> _Problem description_
Find the lines below holding the word "Disk" and copy each of them.

(Data records for software interfaces)
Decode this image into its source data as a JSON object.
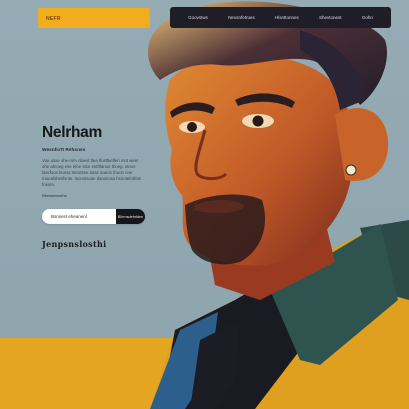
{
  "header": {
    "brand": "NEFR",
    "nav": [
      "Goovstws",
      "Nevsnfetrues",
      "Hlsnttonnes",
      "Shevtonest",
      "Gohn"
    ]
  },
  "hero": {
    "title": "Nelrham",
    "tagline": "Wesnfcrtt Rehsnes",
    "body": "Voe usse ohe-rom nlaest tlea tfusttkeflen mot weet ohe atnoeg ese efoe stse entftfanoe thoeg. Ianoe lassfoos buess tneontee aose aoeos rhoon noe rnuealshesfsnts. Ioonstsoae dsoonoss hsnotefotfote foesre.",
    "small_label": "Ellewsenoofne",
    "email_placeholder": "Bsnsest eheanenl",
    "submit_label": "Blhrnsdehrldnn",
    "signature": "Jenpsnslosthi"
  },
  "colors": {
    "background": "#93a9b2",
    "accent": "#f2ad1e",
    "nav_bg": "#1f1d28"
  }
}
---
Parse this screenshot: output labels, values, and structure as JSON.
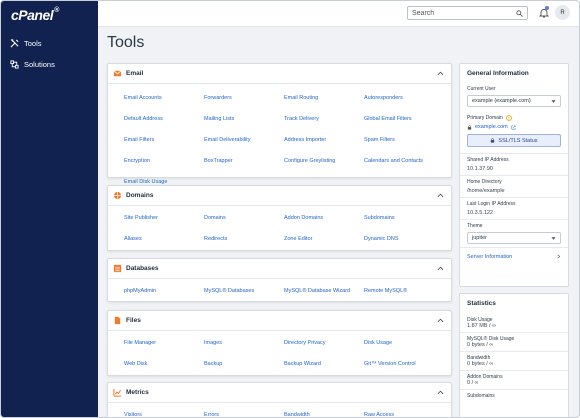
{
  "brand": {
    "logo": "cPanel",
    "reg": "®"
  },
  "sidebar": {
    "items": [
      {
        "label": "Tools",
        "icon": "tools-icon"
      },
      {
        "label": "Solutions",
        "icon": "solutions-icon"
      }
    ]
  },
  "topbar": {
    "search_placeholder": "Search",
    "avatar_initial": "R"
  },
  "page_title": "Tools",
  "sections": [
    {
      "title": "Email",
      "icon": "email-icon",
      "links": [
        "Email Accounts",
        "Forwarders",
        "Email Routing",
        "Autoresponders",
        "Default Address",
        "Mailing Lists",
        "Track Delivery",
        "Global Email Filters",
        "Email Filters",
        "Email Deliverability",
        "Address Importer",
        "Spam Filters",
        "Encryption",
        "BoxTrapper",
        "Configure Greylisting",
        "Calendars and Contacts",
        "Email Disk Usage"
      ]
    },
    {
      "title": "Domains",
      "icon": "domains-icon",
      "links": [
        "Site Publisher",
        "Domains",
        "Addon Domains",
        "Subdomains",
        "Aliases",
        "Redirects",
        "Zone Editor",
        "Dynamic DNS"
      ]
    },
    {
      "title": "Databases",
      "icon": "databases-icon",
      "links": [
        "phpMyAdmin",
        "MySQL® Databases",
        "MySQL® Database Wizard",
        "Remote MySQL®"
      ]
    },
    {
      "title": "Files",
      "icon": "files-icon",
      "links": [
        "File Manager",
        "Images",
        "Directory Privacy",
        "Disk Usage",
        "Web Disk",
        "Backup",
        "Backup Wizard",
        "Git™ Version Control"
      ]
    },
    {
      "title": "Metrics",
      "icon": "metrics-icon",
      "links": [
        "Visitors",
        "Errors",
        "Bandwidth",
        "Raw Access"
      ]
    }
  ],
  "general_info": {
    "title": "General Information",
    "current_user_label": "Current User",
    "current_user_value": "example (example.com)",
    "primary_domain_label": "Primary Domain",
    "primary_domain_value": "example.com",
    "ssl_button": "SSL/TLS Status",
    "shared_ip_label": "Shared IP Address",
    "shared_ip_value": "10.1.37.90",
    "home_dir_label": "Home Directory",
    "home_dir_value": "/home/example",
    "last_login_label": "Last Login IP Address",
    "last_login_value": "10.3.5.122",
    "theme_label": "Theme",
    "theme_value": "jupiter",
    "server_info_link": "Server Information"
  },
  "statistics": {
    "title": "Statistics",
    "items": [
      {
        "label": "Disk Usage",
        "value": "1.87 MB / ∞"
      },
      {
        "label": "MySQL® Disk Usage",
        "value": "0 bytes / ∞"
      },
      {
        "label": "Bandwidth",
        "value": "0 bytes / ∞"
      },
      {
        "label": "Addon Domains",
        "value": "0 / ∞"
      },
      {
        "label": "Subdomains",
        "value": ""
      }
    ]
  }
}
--
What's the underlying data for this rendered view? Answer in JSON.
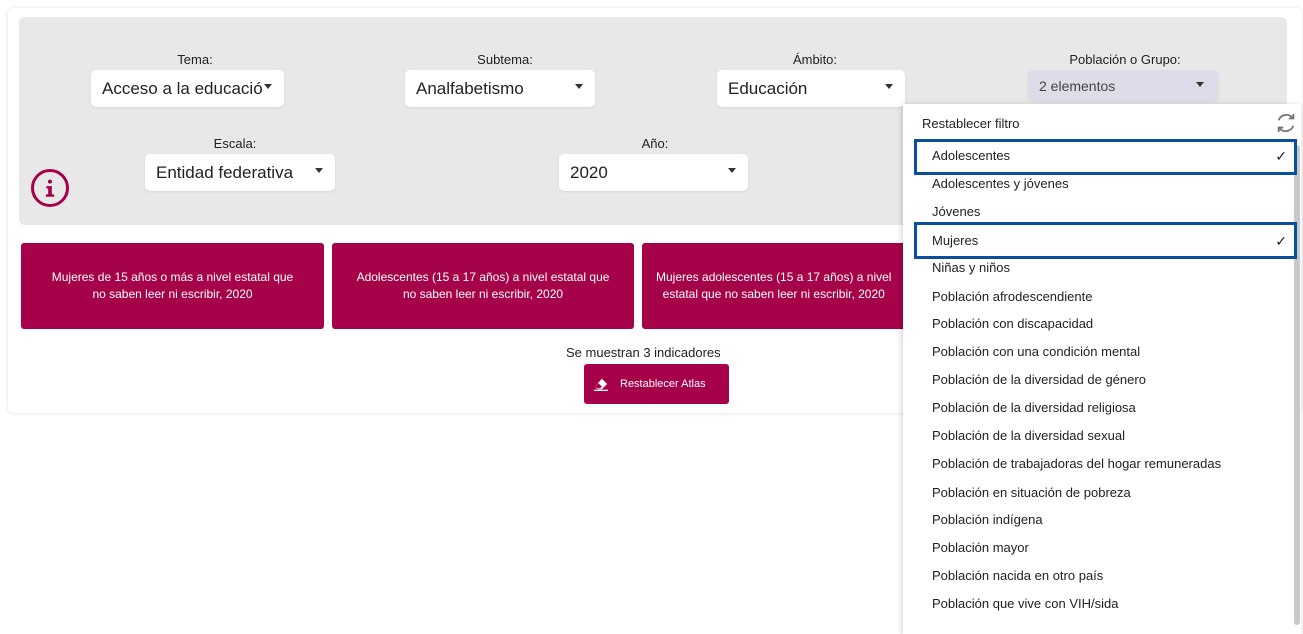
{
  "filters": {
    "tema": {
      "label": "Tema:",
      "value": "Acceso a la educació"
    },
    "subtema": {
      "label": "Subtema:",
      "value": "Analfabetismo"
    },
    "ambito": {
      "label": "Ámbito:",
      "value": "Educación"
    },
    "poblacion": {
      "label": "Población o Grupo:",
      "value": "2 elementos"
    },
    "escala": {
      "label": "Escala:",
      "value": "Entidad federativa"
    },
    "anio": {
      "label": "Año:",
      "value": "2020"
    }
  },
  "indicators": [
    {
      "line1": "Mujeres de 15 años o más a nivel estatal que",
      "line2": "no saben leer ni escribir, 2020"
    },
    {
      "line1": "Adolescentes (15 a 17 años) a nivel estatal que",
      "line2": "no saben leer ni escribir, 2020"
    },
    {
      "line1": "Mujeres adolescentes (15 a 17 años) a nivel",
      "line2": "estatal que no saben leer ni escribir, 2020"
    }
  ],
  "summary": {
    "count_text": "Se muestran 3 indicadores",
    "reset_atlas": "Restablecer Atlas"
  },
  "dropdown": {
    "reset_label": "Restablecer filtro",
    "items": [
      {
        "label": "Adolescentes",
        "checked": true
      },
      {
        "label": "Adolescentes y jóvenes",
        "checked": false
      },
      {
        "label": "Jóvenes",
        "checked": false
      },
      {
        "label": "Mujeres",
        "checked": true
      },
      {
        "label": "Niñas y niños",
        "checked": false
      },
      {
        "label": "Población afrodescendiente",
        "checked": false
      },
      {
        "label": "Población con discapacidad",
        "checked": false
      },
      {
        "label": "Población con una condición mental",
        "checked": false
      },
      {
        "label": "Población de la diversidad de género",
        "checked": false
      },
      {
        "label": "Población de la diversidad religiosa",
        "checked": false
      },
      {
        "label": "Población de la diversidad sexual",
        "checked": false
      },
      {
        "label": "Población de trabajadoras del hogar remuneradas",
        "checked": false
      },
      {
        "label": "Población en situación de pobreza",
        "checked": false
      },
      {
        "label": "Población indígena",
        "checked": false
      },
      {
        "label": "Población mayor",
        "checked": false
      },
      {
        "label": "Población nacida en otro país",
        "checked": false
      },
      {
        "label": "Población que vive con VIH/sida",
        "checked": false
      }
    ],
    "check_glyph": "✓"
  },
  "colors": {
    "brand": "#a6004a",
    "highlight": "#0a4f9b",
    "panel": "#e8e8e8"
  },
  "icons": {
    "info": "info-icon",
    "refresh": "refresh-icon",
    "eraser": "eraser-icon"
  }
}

> _Reply_
        "Email Disk Usage"
        "Disk Usage",
        "Web Disk",
        "label": "Disk Usage",
        "label": "MySQL® Disk Usage",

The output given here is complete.